The Malibu resident has for years campaigned to clean up the site of a three-day battle in the Pacific Theater during World War II, and to bring servicemen’s remains home. No one has paid attention. Now, with a new documentary narrated by actor Ed Harris, Cooper just might achieve his dream.
By Melonie Magruder / Special to The Malibu Times
More than 65 years later, Malibu resident and Navy veteran Leon Cooper finally gets to pay tribute to the 1,113 American troops who died in the three-day battle of Tarawa in the Pacific Theater during World War II. His story, told in the documentary “Return to Tarawa,” will premiere April 24 on the Military Channel, a new subsidiary of Discovery Communications.
As reported in The Malibu Times last year, Cooper commanded assault brigades that stormed the tiny Central Pacific island those three November days in 1943, witnessing such carnage -and heroism-that he hasn’t, he said, “slept through the night in more than 60 years.”
“Return to Tarawa,” produced by Cooper and Steven C. Barber for Vanilla Fire Productions, recounts not just the bloodbath of this pivotal battle, but Cooper’s return last year to Tarawa in the Republic of Kiribati and his resulting effort, and battle, to change what he found there.
“When I arrived on Red Beach, where I saw all our young men die, I found a garbage dump of trash, filth, unexploded American and Japanese ordnance and a complete disregard for Tarawa as the war memorial it is,” Cooper said. “I was determined to change that.”
However, Cooper’s efforts to bring attention to the plight of Tarawa were met with seeming indifference from the targets of his letter-writing campaign: the Navy, the chairman of the Joint Chiefs of Staff, the U.S. Department of Veterans Affairs and Congress.
But then local filmmaker Barber met Cooper and the two partnered to make the story of Cooper’s efforts come to life on-screen, which Cooper hopes will draw the attention the trash-strewn battle site deserves.
“This whole project was divinely inspired,” Barber said in an interview with The Malibu Times. “I met Leon at the L.A. Book Fair where he was talking about Tarawa.

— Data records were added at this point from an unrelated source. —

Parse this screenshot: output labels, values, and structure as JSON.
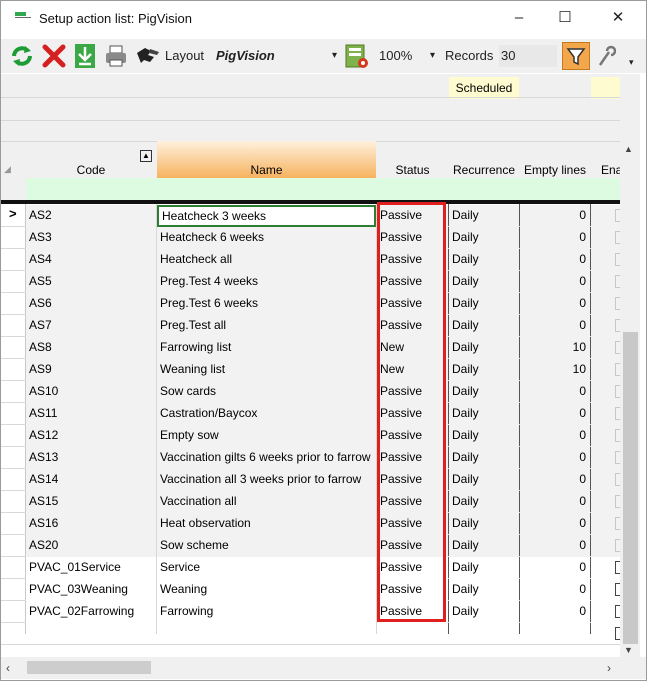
{
  "window": {
    "title": "Setup action list: PigVision",
    "minimize": "–",
    "maximize": "☐",
    "close": "✕"
  },
  "toolbar": {
    "layout_label": "Layout",
    "layout_value": "PigVision",
    "zoom_value": "100%",
    "records_label": "Records",
    "records_value": "30",
    "colors": {
      "refresh": "#1e9b35",
      "delete": "#d62020",
      "download": "#3aa845",
      "filter_bg": "#f3a64c"
    }
  },
  "grid": {
    "scheduled_label": "Scheduled",
    "columns": {
      "code": "Code",
      "name": "Name",
      "status": "Status",
      "recurrence": "Recurrence",
      "empty_lines": "Empty lines",
      "enabled_partial": "Ena"
    },
    "rows": [
      {
        "code": "AS2",
        "name": "Heatcheck 3 weeks",
        "status": "Passive",
        "recurrence": "Daily",
        "empty": "0",
        "checked": true
      },
      {
        "code": "AS3",
        "name": "Heatcheck 6 weeks",
        "status": "Passive",
        "recurrence": "Daily",
        "empty": "0",
        "checked": true
      },
      {
        "code": "AS4",
        "name": "Heatcheck all",
        "status": "Passive",
        "recurrence": "Daily",
        "empty": "0",
        "checked": true
      },
      {
        "code": "AS5",
        "name": "Preg.Test 4 weeks",
        "status": "Passive",
        "recurrence": "Daily",
        "empty": "0",
        "checked": true
      },
      {
        "code": "AS6",
        "name": "Preg.Test 6 weeks",
        "status": "Passive",
        "recurrence": "Daily",
        "empty": "0",
        "checked": true
      },
      {
        "code": "AS7",
        "name": "Preg.Test all",
        "status": "Passive",
        "recurrence": "Daily",
        "empty": "0",
        "checked": true
      },
      {
        "code": "AS8",
        "name": "Farrowing list",
        "status": "New",
        "recurrence": "Daily",
        "empty": "10",
        "checked": true
      },
      {
        "code": "AS9",
        "name": "Weaning list",
        "status": "New",
        "recurrence": "Daily",
        "empty": "10",
        "checked": true
      },
      {
        "code": "AS10",
        "name": "Sow cards",
        "status": "Passive",
        "recurrence": "Daily",
        "empty": "0",
        "checked": false
      },
      {
        "code": "AS11",
        "name": "Castration/Baycox",
        "status": "Passive",
        "recurrence": "Daily",
        "empty": "0",
        "checked": true
      },
      {
        "code": "AS12",
        "name": "Empty sow",
        "status": "Passive",
        "recurrence": "Daily",
        "empty": "0",
        "checked": true
      },
      {
        "code": "AS13",
        "name": "Vaccination gilts 6 weeks prior to farrow",
        "status": "Passive",
        "recurrence": "Daily",
        "empty": "0",
        "checked": true
      },
      {
        "code": "AS14",
        "name": "Vaccination all 3 weeks prior to farrow",
        "status": "Passive",
        "recurrence": "Daily",
        "empty": "0",
        "checked": true
      },
      {
        "code": "AS15",
        "name": "Vaccination all",
        "status": "Passive",
        "recurrence": "Daily",
        "empty": "0",
        "checked": true
      },
      {
        "code": "AS16",
        "name": "Heat observation",
        "status": "Passive",
        "recurrence": "Daily",
        "empty": "0",
        "checked": true
      },
      {
        "code": "AS20",
        "name": "Sow scheme",
        "status": "Passive",
        "recurrence": "Daily",
        "empty": "0",
        "checked": true
      },
      {
        "code": "PVAC_01Service",
        "name": "Service",
        "status": "Passive",
        "recurrence": "Daily",
        "empty": "0",
        "checked": false
      },
      {
        "code": "PVAC_03Weaning",
        "name": "Weaning",
        "status": "Passive",
        "recurrence": "Daily",
        "empty": "0",
        "checked": false
      },
      {
        "code": "PVAC_02Farrowing",
        "name": "Farrowing",
        "status": "Passive",
        "recurrence": "Daily",
        "empty": "0",
        "checked": false
      }
    ],
    "highlight_color": "#e0201e"
  }
}
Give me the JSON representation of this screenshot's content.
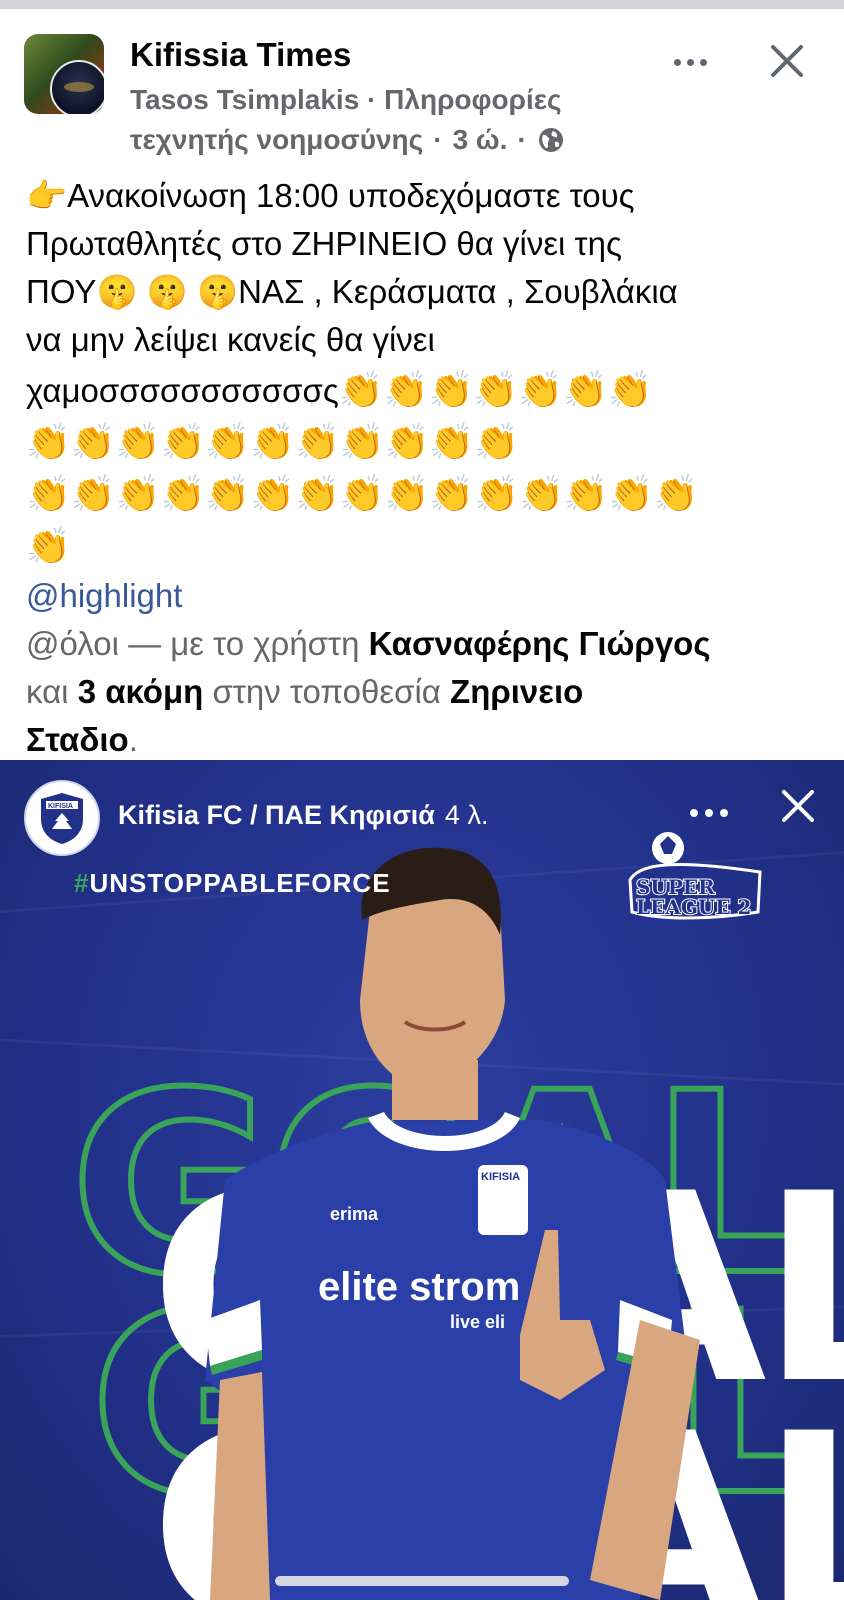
{
  "post": {
    "page_name": "Kifissia Times",
    "author": "Tasos Tsimplakis",
    "separator": " · ",
    "category_line1": "Πληροφορίες",
    "category_line2": "τεχνητής νοημοσύνης",
    "time": "3 ώ.",
    "privacy_icon": "globe-icon"
  },
  "body": {
    "line1_emoji": "👉",
    "line1": "Ανακοίνωση 18:00 υποδεχόμαστε τους",
    "line2": "Πρωταθλητές στο ΖΗΡΙΝΕΙΟ θα γίνει της",
    "line3_a": "ΠΟΥ",
    "line3_emoji": "🤫 🤫 🤫",
    "line3_b": "ΝΑΣ , Κεράσματα , Σουβλάκια",
    "line4": "να μην λείψει κανείς θα γίνει",
    "line5": "χαμοσσσσσσσσσσσς",
    "clap_row1": "👏👏👏👏👏👏👏",
    "clap_row2": "👏👏👏👏👏👏👏👏👏👏👏",
    "clap_row3": "👏👏👏👏👏👏👏👏👏👏👏👏👏👏👏",
    "clap_row4": "👏",
    "mention": "@highlight",
    "tag_prefix": "@όλοι — με το χρήστη ",
    "tag_person": "Κασναφέρης Γιώργος",
    "tag_and": "και ",
    "tag_more": "3 ακόμη",
    "tag_place_prefix": " στην τοποθεσία ",
    "tag_place_a": "Ζηρινειο",
    "tag_place_b": "Σταδιο",
    "tag_end": "."
  },
  "shared_story": {
    "account": "Kifisia FC / ΠΑΕ Κηφισιά",
    "age": "4 λ.",
    "hashtag_mark": "#",
    "hashtag": "UNSTOPPABLEFORCE",
    "league_line1": "SUPER",
    "league_line2": "LEAGUE 2",
    "goal_word": "GOAL",
    "jersey_sponsor": "elite strom",
    "jersey_sub": "live eli",
    "jersey_brand": "erima",
    "jersey_crest": "KIFISIA"
  },
  "colors": {
    "meta_gray": "#65676b",
    "mention_blue": "#385898",
    "story_blue": "#22318a",
    "goal_green": "#3aa35a"
  }
}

I happened to have made friends with the actor Eddie Albert, who received a Bronze Star for his bravery at Tarawa, and I asked Leon if he knew him. Leon said he watched Eddie almost get his head blown off there. We became friends.”
Barber quickly became familiar with Cooper’s determination to restore Tarawa, which had become an island of villagers living in hovels, who deposited their waste on the beach and housed chickens in unexploded bombshells. Barber suggested they return to the island.
“I told Leon, ‘If you want to get the beaches cleaned up, let’s go there and film it,” Barber said. “Leon was resistant at first, but finally agreed. I found a cameraman and we headed for Fiji.”
The President of Kiribati, Anote Tong, welcomed Cooper as a war legend and was cooperative with their plans to film on Tarawa.
Barber said he was unprepared for the reality of Red Beach.
“There were thousands of bullet cartridges and hand grenades, human bones and garbage everywhere,” he said. “The U.S. State department has done nothing since they left 65 years ago. The Australians have cleaned it up some. But there are unquestionably the remains of American servicemen still there, buried in the sands.”
With the footage they captured on a shoestring budget, Barber and Cooper returned and started archiving. They attracted the talent of actor and Malibu resident Ed Harris to narrate the film. They hired Emmy award-winning editor (for the 1992 documentary “Hearts of Darkness: A Filmmaker’s Apocalypse”) Jay Miracle and emptied their savings accounts.
The resulting one-hour documentary was selected by Discovery to premiere its new Military Channel’s History Fridays beginning the end of this month.
“I’ve been trying to get this film made for four years,” Barber said. “It wasn’t till I stepped outside of myself that it happened. We didn’t make this for the money but for Leon. And if all the principals involved hadn’t been there, it wouldn’t have happened.”
Cooper said he is hoping to “shake up some people” with the airing of this film.
“My goal with this movie is to remind America that we can’t just pay lip service to our boys,” Cooper said. “When the news reports are over, it vanishes from people’s minds. But there are 40,000 to 50,000 MIAs (troops Missing In Action) out there and we owe it to them to find them and bring them home.”
In addition to finding servicemen’s remains, Cooper has an action plan for Tarawa: to clean up the bay at Red Beach, build a waste treatment plant to handle the trash on the island and install a Marine Corps memorial on the beach next to a Coastwatcher’s memorial.
“This plan can be implemented for only $2 million and maintained yearly for about $100,000,” Cooper said. “Our military should be able to come up with that.”
Cooper summed up his position with a quote from the 19th century British Prime Minister William Gladstone, “One can judge the conscience of a nation by the recognition it gives to those who died for it.”
“Return to Tarawa” will air April 24, on the Military Channel at 8 p.m. More information on Cooper’s effort to clean up Tarawa’s Red Beach can be obtained online at www.returntotarawa.net